Those lost picks and late draft positions left the Sox with one of the bottom-five bonus pools available to spend from 2017-20. So at a time when they had created a hole in their depth through trades, their ability to repair it through the draft was constrained.

The penalty box

In the summer of 2016, MLB penalized the Red Sox for attempting to circumvent international amateur bonus limits by stripping them of five prospects — most notably, outfielder Simon Muzziotti, now ranked as the No. 8 prospect in the Phillies system — and prohibited them from signing any players in the 2016-17 international amateur signing period.

The Red Sox are seen in the industry as a team that has gotten steady, solid yields from its international amateur scouting, both with prominent signees (Devers) and low-dollar discoveries (Darwinzon Hernandez, Bryan Mata, and many others), adding players who became either top prospects or key trade chips in virtually every signing class of the past decade. The loss of Muzziotti and inability to access that talent base in 2016-17 left a mark.

When the Red Sox reentered the international market in 2017, the top player they signed, catcher Daniel Flores, died of cancer just months into his pro career, a tragedy that continues to reverberate.

“We don’t throw this around lightly: He was a special player and better kid,” said assistant general manager Eddie Romero. “That was a massive loss. From a human standpoint, he’s one of the best kids we ever scouted.”

The future

The combination of former prospects graduating to the big leagues, trades, draft misses, and resource limitations drained the Red Sox’ long-term talent base over time. The pattern was sufficiently concerning that it led to the dismissal of Dombrowski and the hiring of Bloom, whose first move was to deal Betts for the sort of young talents (Alex Verdugo, Jeter Downs, Connor Wong) who had been missing from the organization.

With that deal and subsequent ones during the season (Mitch Moreland to the Padres for outfielder Jeisson Rosario and infielder Hudson Potts; Brandon Workman and Heath Hembree to the Phillies for starters Nick Pivetta and Connor Seabold; Kevin Pillar to the Rockies for reliever Jacob Wallace), the Red Sox believe they’ve taken steps toward rebuilding their talent base.

Moreover, the advances made in 2020 by players such as infielder Bobby Dalbec, outfielder Jarren Duran, Mata, and first baseman Triston Casas have helped repair the pipeline holes.

Bobby Dalbec hit eight home runs in just 23 games last season.Matthew J. Lee/Globe staff

But the depth of their young talent in the big leagues and upper levels likely still lags behind that of their AL East competitors. Even with hopes of fielding a contending big league team in 2021, the Red Sox see an ongoing need to keep building their base, a repair project that began, quite painfully, in 2020.

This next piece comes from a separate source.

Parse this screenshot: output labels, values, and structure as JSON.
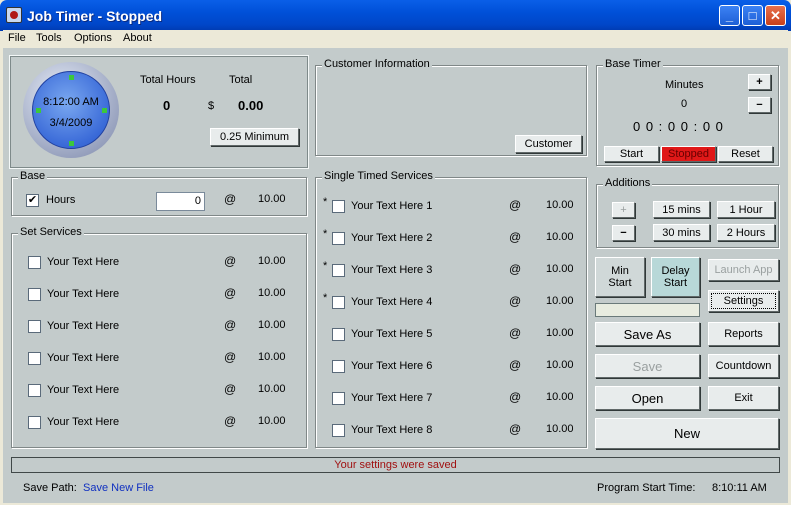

“I don’t think this is a process where you can ever look up and say, ‘OK, we’ve got this. We’re done,’ ” said Bloom. “I would say that over the past year we’ve made strides, but by no means are we where we would ultimately like to be.”

Alex Speier can be reached at alex.speier@globe.com. Follow him @alexspeier.